The research, which took place among IT managers in UK SMEs, shows that less than half of back-up data is off-site in a secure data centre, despite the risk that loss of IT poses to business continuity.
In a recent survey by the Chartered Management Institute (CMI), IT loss was rated as the greatest threat to business continuity ahead of loss of skills, electricity and even people. Research has shown that the average cost of down-time for SMEs is £27,000 per hour, with this sum reaching six figures for larger companies and e-commerce models.
The research by data centre, business continuity and cloud services provider Onyx also revealed that just 16% of businesses are confident that their disaster recovery procedures are as good as they could be. A further 14% did not know whether they could be improved.
Neil Stephenson, CEO at Onyx Group commented, “This research shows a real lack of confidence in existing disaster recovery procedures and an obvious need to review and improve the business continuity plans that many UK SMEs currently have in place.

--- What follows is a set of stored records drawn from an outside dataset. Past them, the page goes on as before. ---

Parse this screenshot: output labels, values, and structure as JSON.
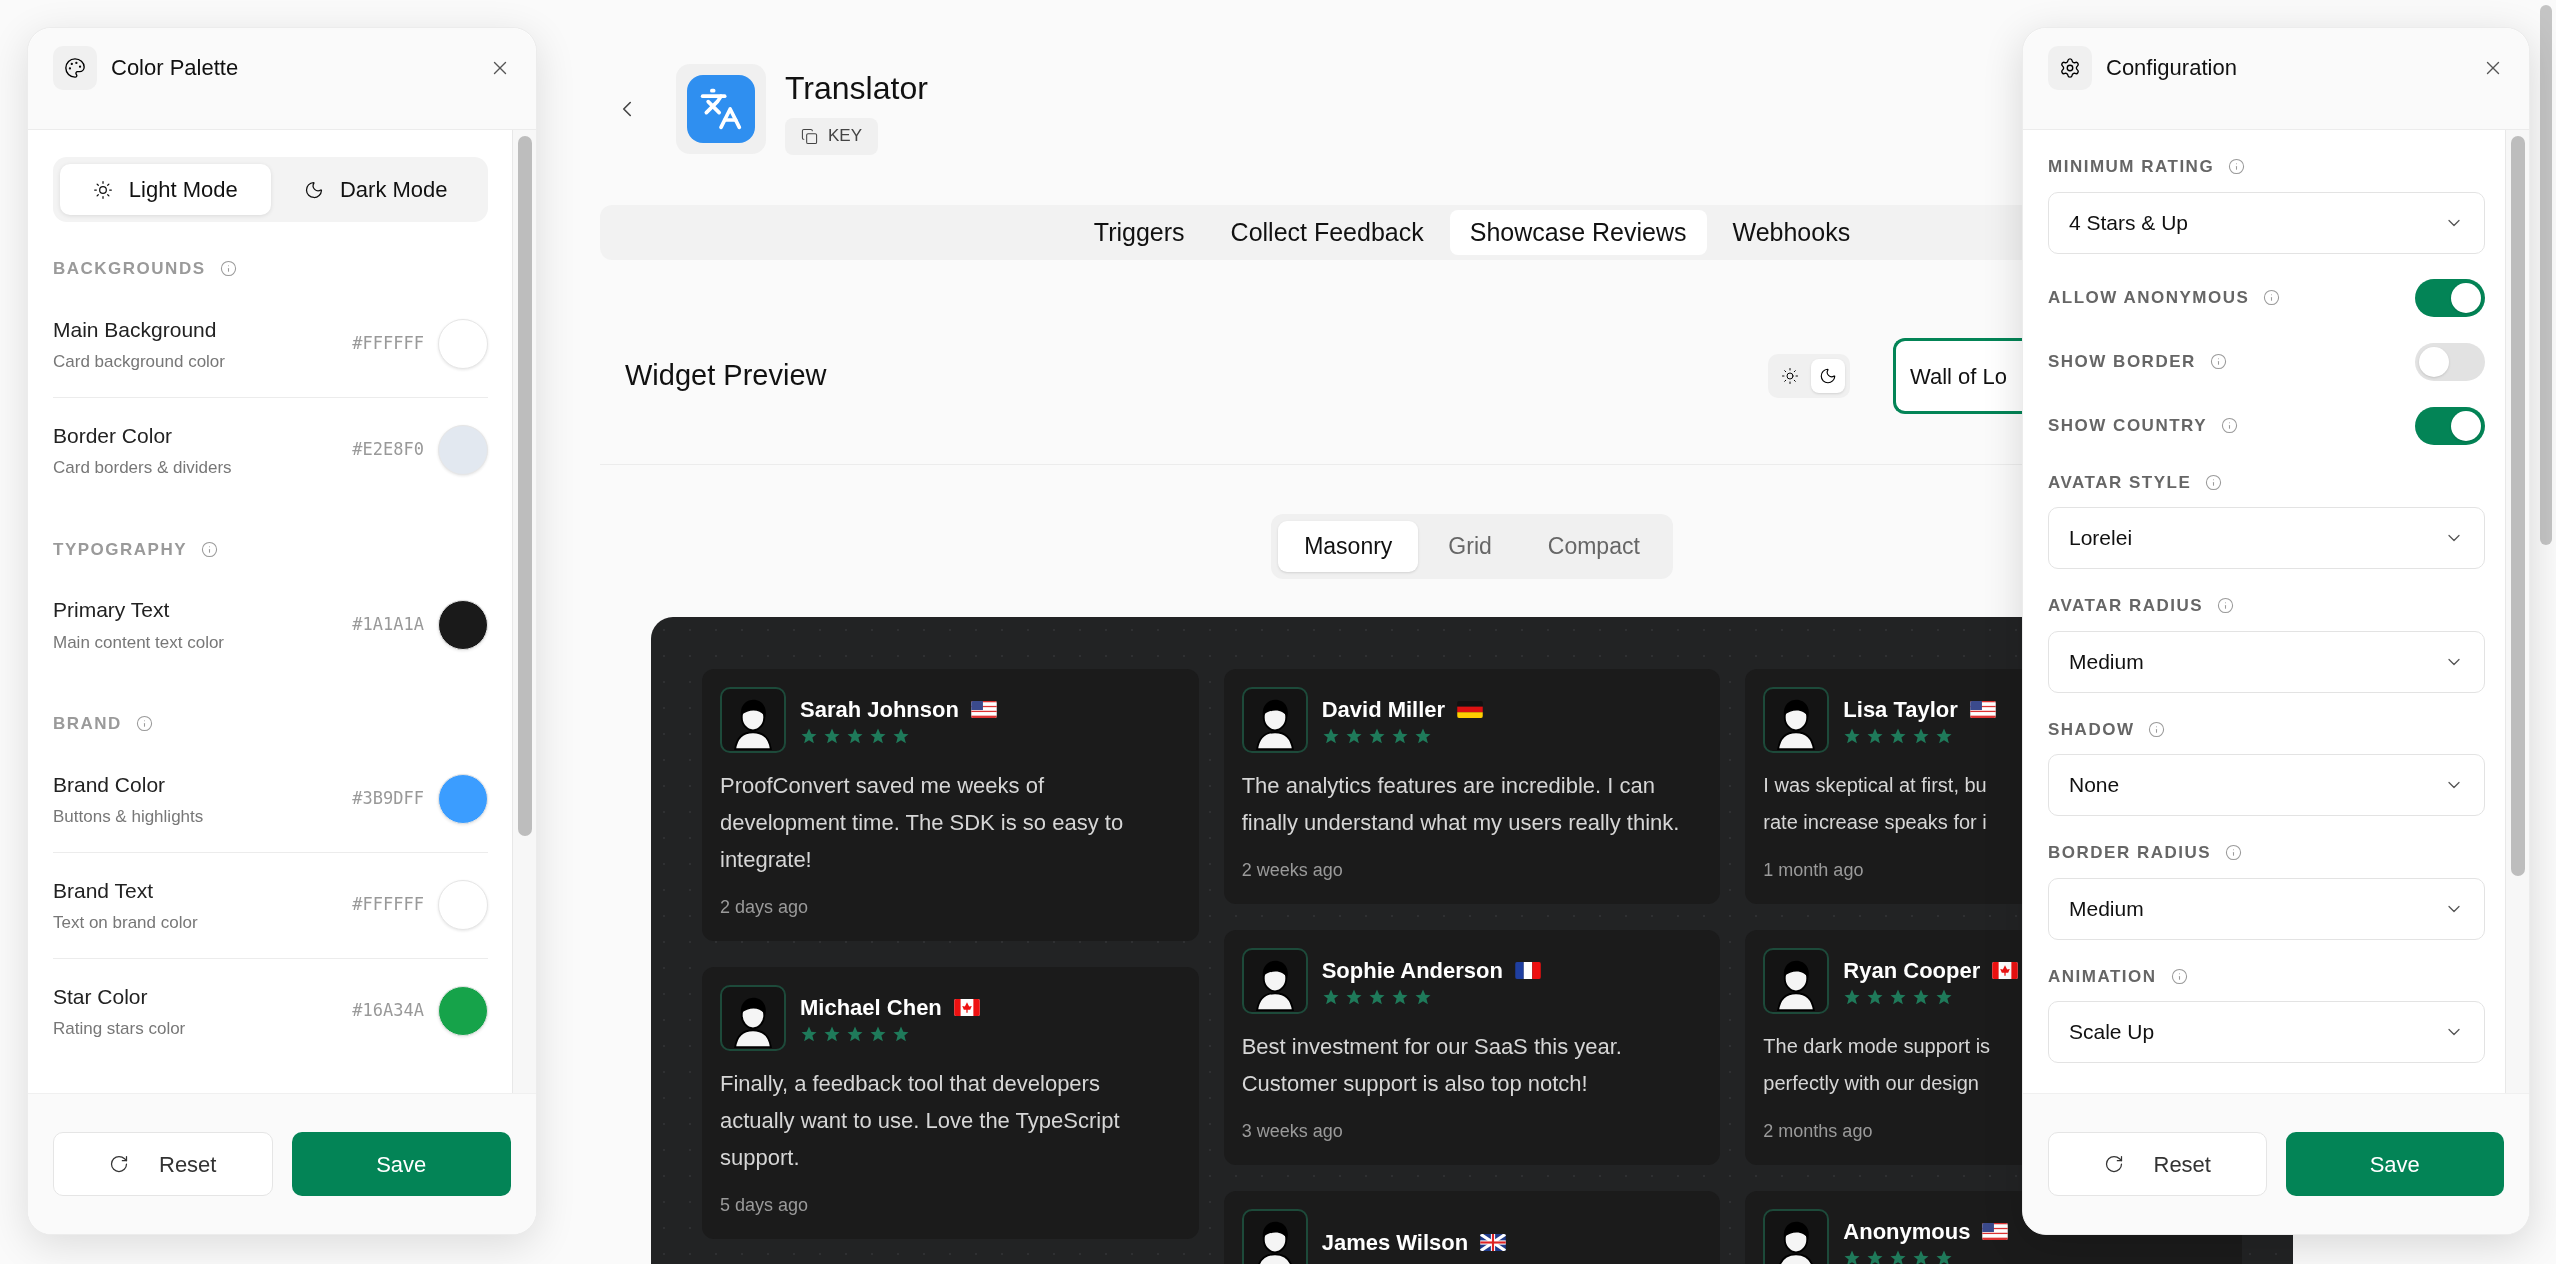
{
  "app": {
    "name": "Translator",
    "key_label": "KEY"
  },
  "tabs": [
    {
      "label": "Triggers",
      "selected": false
    },
    {
      "label": "Collect Feedback",
      "selected": false
    },
    {
      "label": "Showcase Reviews",
      "selected": true
    },
    {
      "label": "Webhooks",
      "selected": false
    }
  ],
  "preview": {
    "title": "Widget Preview",
    "themes": [
      {
        "kind": "light",
        "selected": false
      },
      {
        "kind": "dark",
        "selected": true
      }
    ],
    "layout_select": "Wall of Lo",
    "layouts": [
      {
        "label": "Masonry",
        "selected": true
      },
      {
        "label": "Grid",
        "selected": false
      },
      {
        "label": "Compact",
        "selected": false
      }
    ],
    "columns": [
      [
        {
          "name": "Sarah Johnson",
          "kind": "us",
          "stars": 5,
          "text": "ProofConvert saved me weeks of development time. The SDK is so easy to integrate!",
          "time": "2 days ago"
        },
        {
          "name": "Michael Chen",
          "kind": "ca",
          "stars": 5,
          "text": "Finally, a feedback tool that developers actually want to use. Love the TypeScript support.",
          "time": "5 days ago"
        }
      ],
      [
        {
          "name": "David Miller",
          "kind": "de",
          "stars": 5,
          "text": "The analytics features are incredible. I can finally understand what my users really think.",
          "time": "2 weeks ago"
        },
        {
          "name": "Sophie Anderson",
          "kind": "fr",
          "stars": 5,
          "text": "Best investment for our SaaS this year. Customer support is also top notch!",
          "time": "3 weeks ago"
        },
        {
          "name": "James Wilson",
          "kind": "gb"
        }
      ],
      [
        {
          "name": "Lisa Taylor",
          "kind": "us",
          "stars": 5,
          "lines": [
            "I was skeptical at first, bu",
            "rate increase speaks for i"
          ],
          "time": "1 month ago"
        },
        {
          "name": "Ryan Cooper",
          "kind": "ca",
          "stars": 5,
          "lines": [
            "The dark mode support is",
            "perfectly with our design"
          ],
          "time": "2 months ago"
        },
        {
          "name": "Anonymous",
          "kind": "us",
          "stars": 5
        }
      ]
    ]
  },
  "color_palette": {
    "title": "Color Palette",
    "modes": [
      {
        "kind": "light",
        "label": "Light Mode",
        "selected": true
      },
      {
        "kind": "dark",
        "label": "Dark Mode",
        "selected": false
      }
    ],
    "sections": [
      {
        "title": "BACKGROUNDS",
        "items": [
          {
            "name": "Main Background",
            "description": "Card background color",
            "hex": "#FFFFFF",
            "color": "#ffffff"
          },
          {
            "name": "Border Color",
            "description": "Card borders & dividers",
            "hex": "#E2E8F0",
            "color": "#e2e8f0"
          }
        ]
      },
      {
        "title": "TYPOGRAPHY",
        "items": [
          {
            "name": "Primary Text",
            "description": "Main content text color",
            "hex": "#1A1A1A",
            "color": "#1a1a1a"
          }
        ]
      },
      {
        "title": "BRAND",
        "items": [
          {
            "name": "Brand Color",
            "description": "Buttons & highlights",
            "hex": "#3B9DFF",
            "color": "#3b9dff"
          },
          {
            "name": "Brand Text",
            "description": "Text on brand color",
            "hex": "#FFFFFF",
            "color": "#ffffff"
          },
          {
            "name": "Star Color",
            "description": "Rating stars color",
            "hex": "#16A34A",
            "color": "#16a34a"
          }
        ]
      }
    ],
    "reset_label": "Reset",
    "save_label": "Save"
  },
  "configuration": {
    "title": "Configuration",
    "fields": [
      {
        "kind": "select",
        "label": "MINIMUM RATING",
        "value": "4 Stars & Up"
      },
      {
        "kind": "toggle",
        "label": "ALLOW ANONYMOUS",
        "on": true
      },
      {
        "kind": "toggle",
        "label": "SHOW BORDER",
        "on": false
      },
      {
        "kind": "toggle",
        "label": "SHOW COUNTRY",
        "on": true
      },
      {
        "kind": "select",
        "label": "AVATAR STYLE",
        "value": "Lorelei"
      },
      {
        "kind": "select",
        "label": "AVATAR RADIUS",
        "value": "Medium"
      },
      {
        "kind": "select",
        "label": "SHADOW",
        "value": "None"
      },
      {
        "kind": "select",
        "label": "BORDER RADIUS",
        "value": "Medium"
      },
      {
        "kind": "select",
        "label": "ANIMATION",
        "value": "Scale Up"
      }
    ],
    "reset_label": "Reset",
    "save_label": "Save"
  }
}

“Our research paints a worrying picture of how UK SMEs would deal with issues such as theft, fire, flooding, hardware failures, power outages or human error that all place business continuity at risk. Just 18% of those surveyed thought that they would be able to limit disruption suffered by such an event to a couple of hours, meaning the large majority of companies risk significant damage to both revenue and reputation.”
While all respondents invest some time in backing-up and protecting their data, there are serious flaws in the methods used to do so. Just 69% of companies surveyed have procedures in place for home working and only one third incorporate cloud services into their business continuity strategies, despite the benefits that off-site data storage and hosting bring. Half of those companies that are yet to include cloud in their disaster recovery plans say that it is due to lack of security and trust in a provider’s procedures and services.

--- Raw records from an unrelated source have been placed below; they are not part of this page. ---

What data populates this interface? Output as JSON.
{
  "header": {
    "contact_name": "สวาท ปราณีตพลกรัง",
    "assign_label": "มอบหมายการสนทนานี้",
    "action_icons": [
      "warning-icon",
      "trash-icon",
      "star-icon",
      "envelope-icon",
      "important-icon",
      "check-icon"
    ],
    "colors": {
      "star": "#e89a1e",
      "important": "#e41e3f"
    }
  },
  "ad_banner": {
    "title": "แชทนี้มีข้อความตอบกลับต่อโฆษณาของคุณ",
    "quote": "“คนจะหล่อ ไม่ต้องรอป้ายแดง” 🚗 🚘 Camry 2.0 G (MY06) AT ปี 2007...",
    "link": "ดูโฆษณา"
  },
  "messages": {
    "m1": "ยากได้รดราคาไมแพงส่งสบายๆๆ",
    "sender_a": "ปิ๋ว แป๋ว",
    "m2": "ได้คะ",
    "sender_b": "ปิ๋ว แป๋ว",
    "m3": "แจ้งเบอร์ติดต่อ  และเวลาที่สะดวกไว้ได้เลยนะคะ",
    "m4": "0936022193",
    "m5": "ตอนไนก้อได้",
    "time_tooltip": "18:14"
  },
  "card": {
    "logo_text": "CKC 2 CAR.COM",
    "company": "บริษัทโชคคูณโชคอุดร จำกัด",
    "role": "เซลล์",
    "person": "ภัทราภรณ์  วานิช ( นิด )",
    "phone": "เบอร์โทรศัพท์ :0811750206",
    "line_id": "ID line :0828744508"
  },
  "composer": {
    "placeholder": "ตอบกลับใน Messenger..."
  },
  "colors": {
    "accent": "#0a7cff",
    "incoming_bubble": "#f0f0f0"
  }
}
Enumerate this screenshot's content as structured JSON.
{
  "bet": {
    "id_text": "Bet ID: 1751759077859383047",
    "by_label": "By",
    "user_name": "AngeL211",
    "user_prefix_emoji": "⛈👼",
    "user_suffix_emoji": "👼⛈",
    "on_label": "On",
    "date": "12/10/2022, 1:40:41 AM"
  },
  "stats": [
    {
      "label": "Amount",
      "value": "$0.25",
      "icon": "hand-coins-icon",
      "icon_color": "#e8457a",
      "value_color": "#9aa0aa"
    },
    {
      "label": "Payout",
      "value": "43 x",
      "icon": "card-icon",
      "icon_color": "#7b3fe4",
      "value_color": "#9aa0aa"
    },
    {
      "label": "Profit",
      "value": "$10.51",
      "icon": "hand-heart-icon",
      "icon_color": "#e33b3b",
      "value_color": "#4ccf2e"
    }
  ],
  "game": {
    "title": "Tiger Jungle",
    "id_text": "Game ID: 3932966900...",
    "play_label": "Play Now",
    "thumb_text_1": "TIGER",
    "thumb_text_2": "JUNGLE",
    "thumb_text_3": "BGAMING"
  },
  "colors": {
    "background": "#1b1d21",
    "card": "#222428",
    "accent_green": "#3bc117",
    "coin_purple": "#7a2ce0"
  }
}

Stephenson said, “IT is the lifeblood of most businesses today and so constantly keeping your data safe and secure to maintain business continuity is essential. The research results show that many businesses are taking unnecessary risks with data management and that could prove to be extremely costly.
“The research highlighted obvious gaps in business continuity planning. All businesses should have procedures in place in the event that a workplace is inaccessible due to circumstances such as flooding or fires. The ability to relocate staff to an additional site or having procedures in place to allow staff to work securely from home is key to minimising the impact of a disaster. Off-site data storage and hosting, whether in a data centre or in the cloud, is also an essential element of any business continuity plan. Data that is stored in the cloud is protected against theft, floods or fires and damage that can be caused due to in-house hardware failures or power surges. Quality providers will also monitor data 24/7 and provide leading firewalls to offer greatest security.”